**EXERCISE INSTRUCTIONS:** Omit the pictures, then reproduce every remaining record exactly.

[Start of section]

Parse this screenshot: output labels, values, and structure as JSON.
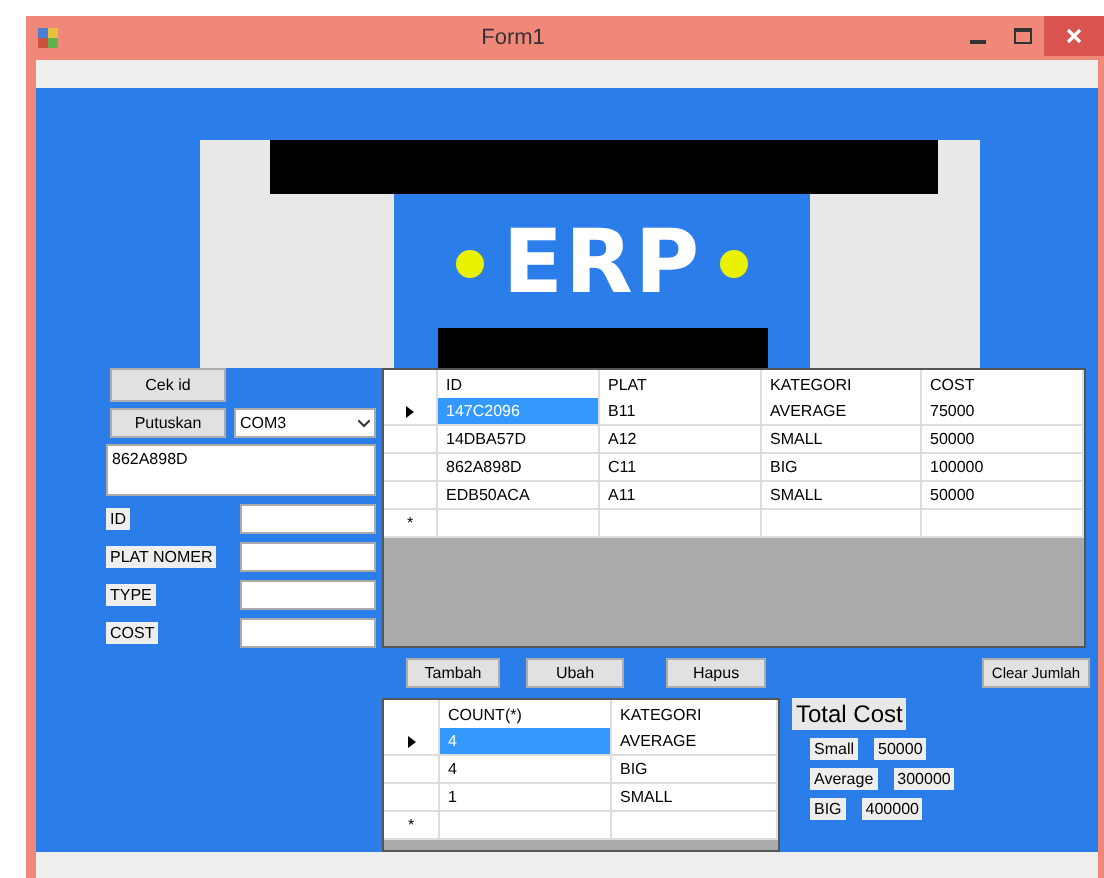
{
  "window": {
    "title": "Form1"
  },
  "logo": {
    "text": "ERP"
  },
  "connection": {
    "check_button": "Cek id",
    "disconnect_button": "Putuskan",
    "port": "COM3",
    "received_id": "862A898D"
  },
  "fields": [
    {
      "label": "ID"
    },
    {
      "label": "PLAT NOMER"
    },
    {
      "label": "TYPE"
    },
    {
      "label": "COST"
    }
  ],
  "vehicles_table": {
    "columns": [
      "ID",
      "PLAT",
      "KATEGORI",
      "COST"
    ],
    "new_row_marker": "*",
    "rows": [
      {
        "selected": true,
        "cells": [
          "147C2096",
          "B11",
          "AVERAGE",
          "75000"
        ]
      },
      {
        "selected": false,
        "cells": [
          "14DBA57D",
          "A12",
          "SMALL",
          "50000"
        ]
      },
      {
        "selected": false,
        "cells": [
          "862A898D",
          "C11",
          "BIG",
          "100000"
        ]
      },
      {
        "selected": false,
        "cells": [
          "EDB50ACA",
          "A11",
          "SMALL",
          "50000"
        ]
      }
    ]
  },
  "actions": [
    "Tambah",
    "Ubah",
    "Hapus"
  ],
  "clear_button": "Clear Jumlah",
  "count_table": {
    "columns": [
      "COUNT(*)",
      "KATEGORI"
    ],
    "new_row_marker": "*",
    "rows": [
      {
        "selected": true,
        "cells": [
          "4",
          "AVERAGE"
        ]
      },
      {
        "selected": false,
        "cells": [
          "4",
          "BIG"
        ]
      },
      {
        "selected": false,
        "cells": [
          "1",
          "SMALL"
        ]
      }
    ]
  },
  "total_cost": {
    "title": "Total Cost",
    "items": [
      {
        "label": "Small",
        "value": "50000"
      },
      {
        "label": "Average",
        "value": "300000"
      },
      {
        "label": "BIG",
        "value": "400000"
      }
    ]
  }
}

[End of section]

**REPLY TO THE TASK:**
Parse this screenshot: output labels, values, and structure as JSON.
{
  "window": {
    "title": "Form1"
  },
  "logo": {
    "text": "ERP"
  },
  "connection": {
    "check_button": "Cek id",
    "disconnect_button": "Putuskan",
    "port": "COM3",
    "received_id": "862A898D"
  },
  "fields": [
    {
      "label": "ID"
    },
    {
      "label": "PLAT NOMER"
    },
    {
      "label": "TYPE"
    },
    {
      "label": "COST"
    }
  ],
  "vehicles_table": {
    "columns": [
      "ID",
      "PLAT",
      "KATEGORI",
      "COST"
    ],
    "new_row_marker": "*",
    "rows": [
      {
        "selected": true,
        "cells": [
          "147C2096",
          "B11",
          "AVERAGE",
          "75000"
        ]
      },
      {
        "selected": false,
        "cells": [
          "14DBA57D",
          "A12",
          "SMALL",
          "50000"
        ]
      },
      {
        "selected": false,
        "cells": [
          "862A898D",
          "C11",
          "BIG",
          "100000"
        ]
      },
      {
        "selected": false,
        "cells": [
          "EDB50ACA",
          "A11",
          "SMALL",
          "50000"
        ]
      }
    ]
  },
  "actions": [
    "Tambah",
    "Ubah",
    "Hapus"
  ],
  "clear_button": "Clear Jumlah",
  "count_table": {
    "columns": [
      "COUNT(*)",
      "KATEGORI"
    ],
    "new_row_marker": "*",
    "rows": [
      {
        "selected": true,
        "cells": [
          "4",
          "AVERAGE"
        ]
      },
      {
        "selected": false,
        "cells": [
          "4",
          "BIG"
        ]
      },
      {
        "selected": false,
        "cells": [
          "1",
          "SMALL"
        ]
      }
    ]
  },
  "total_cost": {
    "title": "Total Cost",
    "items": [
      {
        "label": "Small",
        "value": "50000"
      },
      {
        "label": "Average",
        "value": "300000"
      },
      {
        "label": "BIG",
        "value": "400000"
      }
    ]
  }
}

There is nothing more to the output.